#### EXERCISE
From the entries, copy out every line in which the word "title" is found.
--- STORED DATA ---
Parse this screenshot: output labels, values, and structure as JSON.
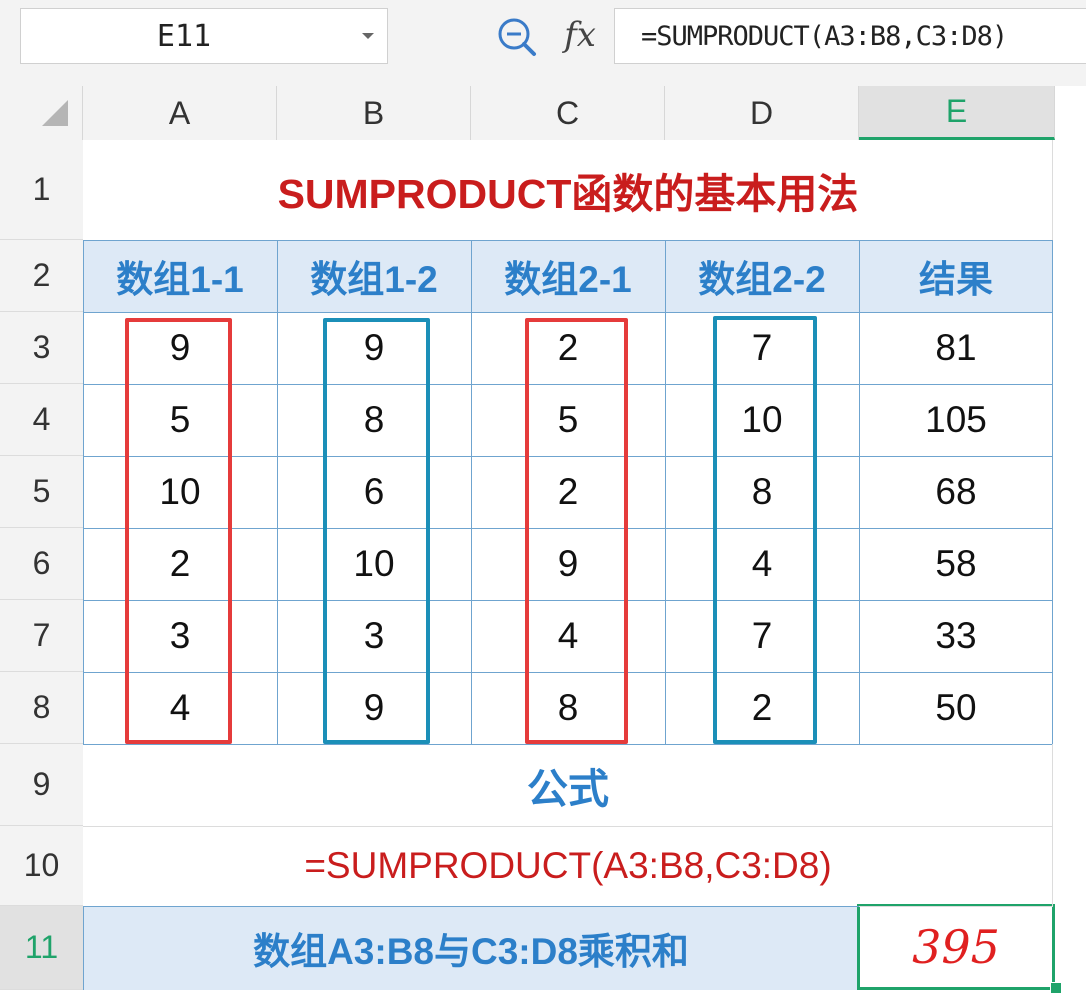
{
  "formula_bar": {
    "name_box": "E11",
    "zoom_icon": "zoom-out-icon",
    "fx_label": "fx",
    "formula": "=SUMPRODUCT(A3:B8,C3:D8)"
  },
  "columns": [
    "A",
    "B",
    "C",
    "D",
    "E"
  ],
  "rows": [
    "1",
    "2",
    "3",
    "4",
    "5",
    "6",
    "7",
    "8",
    "9",
    "10",
    "11"
  ],
  "selected_cell": "E11",
  "colors": {
    "title": "#c91d1d",
    "header_text": "#2c7fc9",
    "header_fill": "#dde9f6",
    "selection": "#1fa36a",
    "box_red": "#e53b3b",
    "box_blue": "#1b8fb8"
  },
  "sheet": {
    "title": "SUMPRODUCT函数的基本用法",
    "headers": [
      "数组1-1",
      "数组1-2",
      "数组2-1",
      "数组2-2",
      "结果"
    ],
    "data": [
      [
        "9",
        "9",
        "2",
        "7",
        "81"
      ],
      [
        "5",
        "8",
        "5",
        "10",
        "105"
      ],
      [
        "10",
        "6",
        "2",
        "8",
        "68"
      ],
      [
        "2",
        "10",
        "9",
        "4",
        "58"
      ],
      [
        "3",
        "3",
        "4",
        "7",
        "33"
      ],
      [
        "4",
        "9",
        "8",
        "2",
        "50"
      ]
    ],
    "formula_label": "公式",
    "formula_text": "=SUMPRODUCT(A3:B8,C3:D8)",
    "summary_label": "数组A3:B8与C3:D8乘积和",
    "summary_value": "395"
  }
}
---
#### SOLVED PROBLEM
    "title": "#c91d1d",
    "title": "SUMPRODUCT函数的基本用法",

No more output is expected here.